===== Material shown

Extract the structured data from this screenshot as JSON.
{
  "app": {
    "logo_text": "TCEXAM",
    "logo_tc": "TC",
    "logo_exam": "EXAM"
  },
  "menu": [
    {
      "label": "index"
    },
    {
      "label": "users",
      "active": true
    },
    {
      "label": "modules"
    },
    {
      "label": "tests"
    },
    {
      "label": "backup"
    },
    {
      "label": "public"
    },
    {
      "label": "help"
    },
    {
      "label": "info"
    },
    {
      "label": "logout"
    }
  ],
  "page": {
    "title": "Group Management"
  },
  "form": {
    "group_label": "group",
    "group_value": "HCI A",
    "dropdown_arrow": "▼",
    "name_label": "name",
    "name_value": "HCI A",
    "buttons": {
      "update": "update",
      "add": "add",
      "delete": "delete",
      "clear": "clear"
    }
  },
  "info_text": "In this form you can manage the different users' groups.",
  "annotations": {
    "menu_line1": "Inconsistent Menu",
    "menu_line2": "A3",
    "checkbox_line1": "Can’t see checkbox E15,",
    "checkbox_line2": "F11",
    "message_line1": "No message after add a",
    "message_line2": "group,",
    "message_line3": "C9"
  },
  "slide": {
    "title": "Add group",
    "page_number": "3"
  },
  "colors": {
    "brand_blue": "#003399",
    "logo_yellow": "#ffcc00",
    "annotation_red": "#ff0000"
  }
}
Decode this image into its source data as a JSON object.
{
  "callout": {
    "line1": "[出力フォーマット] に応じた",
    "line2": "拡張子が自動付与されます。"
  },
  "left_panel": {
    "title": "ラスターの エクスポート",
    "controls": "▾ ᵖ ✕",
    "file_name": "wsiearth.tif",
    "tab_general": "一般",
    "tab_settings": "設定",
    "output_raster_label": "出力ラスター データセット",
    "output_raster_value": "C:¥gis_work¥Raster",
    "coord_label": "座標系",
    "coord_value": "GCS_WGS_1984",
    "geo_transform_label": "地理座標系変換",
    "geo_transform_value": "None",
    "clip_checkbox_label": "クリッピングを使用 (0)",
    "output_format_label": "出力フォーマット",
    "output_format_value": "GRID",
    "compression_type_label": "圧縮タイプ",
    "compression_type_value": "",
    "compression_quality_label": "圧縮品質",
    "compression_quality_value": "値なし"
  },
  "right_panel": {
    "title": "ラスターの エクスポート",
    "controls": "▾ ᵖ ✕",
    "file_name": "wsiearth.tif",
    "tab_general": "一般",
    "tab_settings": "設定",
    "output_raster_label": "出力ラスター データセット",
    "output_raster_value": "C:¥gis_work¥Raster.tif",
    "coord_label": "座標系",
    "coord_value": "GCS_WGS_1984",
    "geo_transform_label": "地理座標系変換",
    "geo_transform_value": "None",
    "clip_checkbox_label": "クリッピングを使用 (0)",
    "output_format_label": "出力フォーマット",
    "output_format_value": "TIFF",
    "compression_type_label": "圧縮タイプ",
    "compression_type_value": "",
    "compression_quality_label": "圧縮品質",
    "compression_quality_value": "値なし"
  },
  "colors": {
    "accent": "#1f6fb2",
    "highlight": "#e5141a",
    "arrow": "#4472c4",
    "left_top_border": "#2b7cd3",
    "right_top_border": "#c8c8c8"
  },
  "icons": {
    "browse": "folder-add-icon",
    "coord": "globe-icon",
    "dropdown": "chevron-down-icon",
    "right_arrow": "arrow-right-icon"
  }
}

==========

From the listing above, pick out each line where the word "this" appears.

Extract the structured data from this screenshot as JSON.
  "info_text": "In this form you can manage the different users' groups.",
Decode this image into its source data as a JSON object.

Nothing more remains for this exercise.